Metro Catholic Garden Featured
Children blossom in their garden
By Julie Washington, The Plain Dealer - June 19, 2013
The Sr. Ann Michael Learning Garden was dedicated
At Cleveland's Metro Catholic School, the biggest lessons are learned while digging in the soil.
The school, about 500 students in preschool through grade 8, has a mission to offer its urban students safe outdoor spaces, such as its Peace Garden of native Ohio wildflowers. Metro recently expanded that mission by creating the Learning Garden on a nearby vacant property and letting students decide what to plant.
"Gardens are cooperative ventures," said Sister Mary Jane Vovk, the school's director of religious formation. "They reflect how we need to work together to be successful."
The Learning Garden was alive with children's laughter when I visited Metro's main campus on West 54th Street near St. Stephen Church about a week before the end of school. A class was having a birthday party for a classmate, and kids were enjoying the sunshine and the feeling of grass under their tennis shoes. Dogwood trees were still festooned with fluttering ribbons from a garden dedication ceremony in April.
The Learning Garden demonstrates how we can transform urban blight into a community asset. The Cuyahoga Land Bank bought the abandoned property, demolished the house and transferred the 3,400-square-foot plot to Metro Catholic. Now the former eyesore is green space with an outdoor stage, storage shed, gardens and rain barrels.
"It's part of the dream for our school -- to grow food, grow children, grow spirits and beautify our neighborhood," Vovk said.
Eight homerooms have their own garden bed, and students choose the mix of flowers and vegetables they want to plant. Tomatoes, lettuce, pansies and Johnny-jump-ups are popular. Kids are allowed to take plants home over the summer. In the fall, returning students may plant pumpkins, pizza gardens of tomatoes, basil and oregano, or scented flowers in the school colors of blue and white, Vovk said. An annual plant sale raises money for gardening supplies.
Fourteen donated rain barrels were lined up on a wood platform near the garden. Together, the barrels can hold up to 700 gallons of rainwater, said Michael Shivey, a seventh- and eighth-grade social studies teacher and a garden organizer.
Teachers warn the kids that if they don't care for the gardens, the plants will die, but motivation isn't a problem. Youngsters who have never worked with a wheelbarrow beg to shovel more mulch, Shivey said. Ironically, the class clowns are the biggest garden helpers. "They give me more effort," he said.
Shivey introduced me to two enthusiastic Metro gardeners, Olivia Jarrell, 13, and her friend Jadalise Pacheco, 12. Both girls will be eighth-graders in the fall.
My student guides knew why rain barrels are beneficial. "It saves money," Jadalise said, who enjoys having reading class in the garden.

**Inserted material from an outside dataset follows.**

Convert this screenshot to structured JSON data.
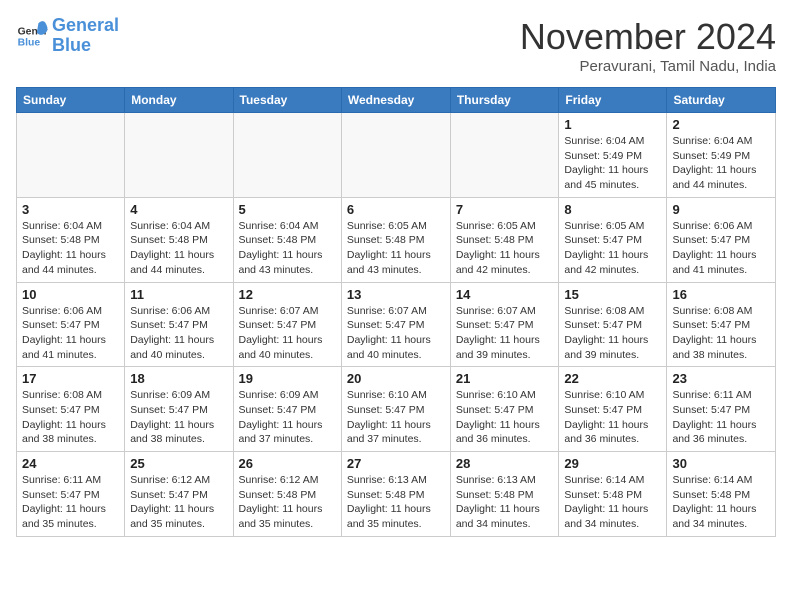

Olivia remembered taking a test in the garden. Did the fresh air help her think of the right answers? "It kinda did help," Olivia said with a shy smile.
Students involved in the garden project are learning more than facts for a test. They learn respect for life and for one another, how to work together and the answer to some of life's mysteries -- such as how seeds work, Vovk said.
Some vegetables are allowed to go to seed so that children can see the entire life cycle. They were amazed to find plants producing the same seeds that they planted months earlier. "The boy who discovered that had never thought of that before," Vovk said. "They are in awe and wonder that something that looked like nothing suddenly came to life."
Vovk envisions the Learning Garden changing and growing every year. Trellises for vertical crops and a meadow of native grasses would be nice, she said, but some parts will remain plain old grass for kids to enjoy. Future gardeners will be able to grow seeds in a recently refurbished greenhouse nearby.
"The possibilities are endless. It's brought a lot of joy to us," she said.
As my time at Metro Catholic drew to a close, Vovk and I strolled through St. Stephen Church's meditation garden, which is near the Metro School campus. Its large-leafed hostas, restful shade and reflection pool filled with large fish made you never want to leave.
Students are allowed to enjoy it quietly under the watchful eyes of their teachers. "This is a little heaven in the middle of all the problems they see," Vovk said.
Amen to that.